Green Hydrogen Storage: The Key to Large-Scale Renewable Energy Solutions

The key to mainstream adoption of green hydrogen as a large-scale, renewable energy solution hinges on expanding viable storage. We already know that the energy supply from wind, solar, hydroelectric, and geothermal sources is never perfectly balanced with demand. Therefore, long-duration storage is a key enabling technology for transitioning to a net zero carbon energy future. As green hydrogen has the capability to be stored for long periods, finding advanced storage methods for green hydrogen is a vital component of large-scale renewable energy.

One promising solution to green hydrogen storage is salt cavern storage. Although depleted oil and gas reservoirs can also provide green hydrogen storage, salt caverns offer the advantage of a low cushion gas requirement, high sealing capacity, and low investment cost. In addition, salt caverns are also a more flexible solution because they can ensure high hydrogen injection rates and withdrawal cycles. These unique geological features provide a safe, reliable, and economical bulk gas storage facility.

How Does Green Hydrogen Storage in Salt Caverns Work?

Before green hydrogen can be stored underground, salt caverns must be created in geological salt deposits. First, one must drill down into that salt to a depth of around 1,500 to 5,000ft. Next, water is injected into the hole to dissolve the salt. Then, the resulting brine (water mixed with salt) is extracted. The result is a salt cavern that provides a large, tight space where hydrogen can be stored under pressure. Due to their tightness, salt caverns can safely store large quantities of hydrogen under pressure. Depending on the cavern’s depth, salt caverns may be operated at pressures up to 200 bars and allow for large-volume hydrogen storage from 9 to 6,000 tons.

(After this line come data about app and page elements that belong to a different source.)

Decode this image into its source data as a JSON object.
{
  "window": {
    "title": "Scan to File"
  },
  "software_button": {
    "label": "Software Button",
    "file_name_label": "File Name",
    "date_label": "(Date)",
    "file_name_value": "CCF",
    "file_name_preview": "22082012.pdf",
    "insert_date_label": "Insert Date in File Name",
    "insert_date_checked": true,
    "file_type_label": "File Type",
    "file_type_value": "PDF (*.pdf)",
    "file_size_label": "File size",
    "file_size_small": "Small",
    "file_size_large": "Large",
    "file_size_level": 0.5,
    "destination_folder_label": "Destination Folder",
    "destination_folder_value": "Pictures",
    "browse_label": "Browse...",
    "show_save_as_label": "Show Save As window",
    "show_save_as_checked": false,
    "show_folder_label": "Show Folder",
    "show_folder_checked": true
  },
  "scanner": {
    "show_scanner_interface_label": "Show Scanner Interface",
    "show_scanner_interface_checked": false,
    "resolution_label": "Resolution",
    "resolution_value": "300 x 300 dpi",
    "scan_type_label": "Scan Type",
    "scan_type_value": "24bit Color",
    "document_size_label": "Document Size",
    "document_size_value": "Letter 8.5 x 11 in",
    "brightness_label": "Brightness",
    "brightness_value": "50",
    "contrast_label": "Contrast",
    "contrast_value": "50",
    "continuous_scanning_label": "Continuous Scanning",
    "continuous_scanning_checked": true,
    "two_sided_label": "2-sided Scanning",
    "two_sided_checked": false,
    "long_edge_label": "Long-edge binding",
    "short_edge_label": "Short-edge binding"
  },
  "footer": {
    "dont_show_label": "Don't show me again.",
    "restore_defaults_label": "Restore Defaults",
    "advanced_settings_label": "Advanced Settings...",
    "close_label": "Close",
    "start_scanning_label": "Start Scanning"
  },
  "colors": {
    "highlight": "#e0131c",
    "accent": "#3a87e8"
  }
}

Northstar Technology: Helping Revolutionize Green Hydrogen Storage Viability

Expanding the use of salt caverns for hydrogen energy storage offers a significant opportunity to create an infrastructure for large-scale renewable energy reserves. However, before a salt cavern can be utilized, the geomechanical and reservoir properties must be evaluated to determine its candidacy for injection and storage of hydrogen. Historically, this has been a time-consuming and expensive process, making green hydrogen storage economically unviable.

However, technological equipment developed by Northstar has taken the time to determine a salt reservoir’s suitability for storing green hydrogen from weeks to hours. For example, in June 2022, Northstar used its Inflatable Packer System to perform multiple DFIT and DFIT-Flowback tests of the Appalachian Interbedded Salt Formation. Northstar tested five isolated zones in two runs that took less than 60 hours. The tests recorded precise pressure-time and flow rate data.

Such technological advancements bring down the costs of developing green hydrogen storage opportunities.

Large Scale Renewable Energy Solutions Will Require Investment and Working Together

The technology is already established to make green hydrogen the critical player in large-scale renewable energy solutions. However, investment and collaboration through the entire value chain are needed for success. At the heart of delivering this energy transition is creating large-scale green hydrogen storage facilities as the foundation of the hydrogen infrastructure.

If you’re ready to start your hydrogen storage suitability tests, Northstar is here to help! Let’s talk.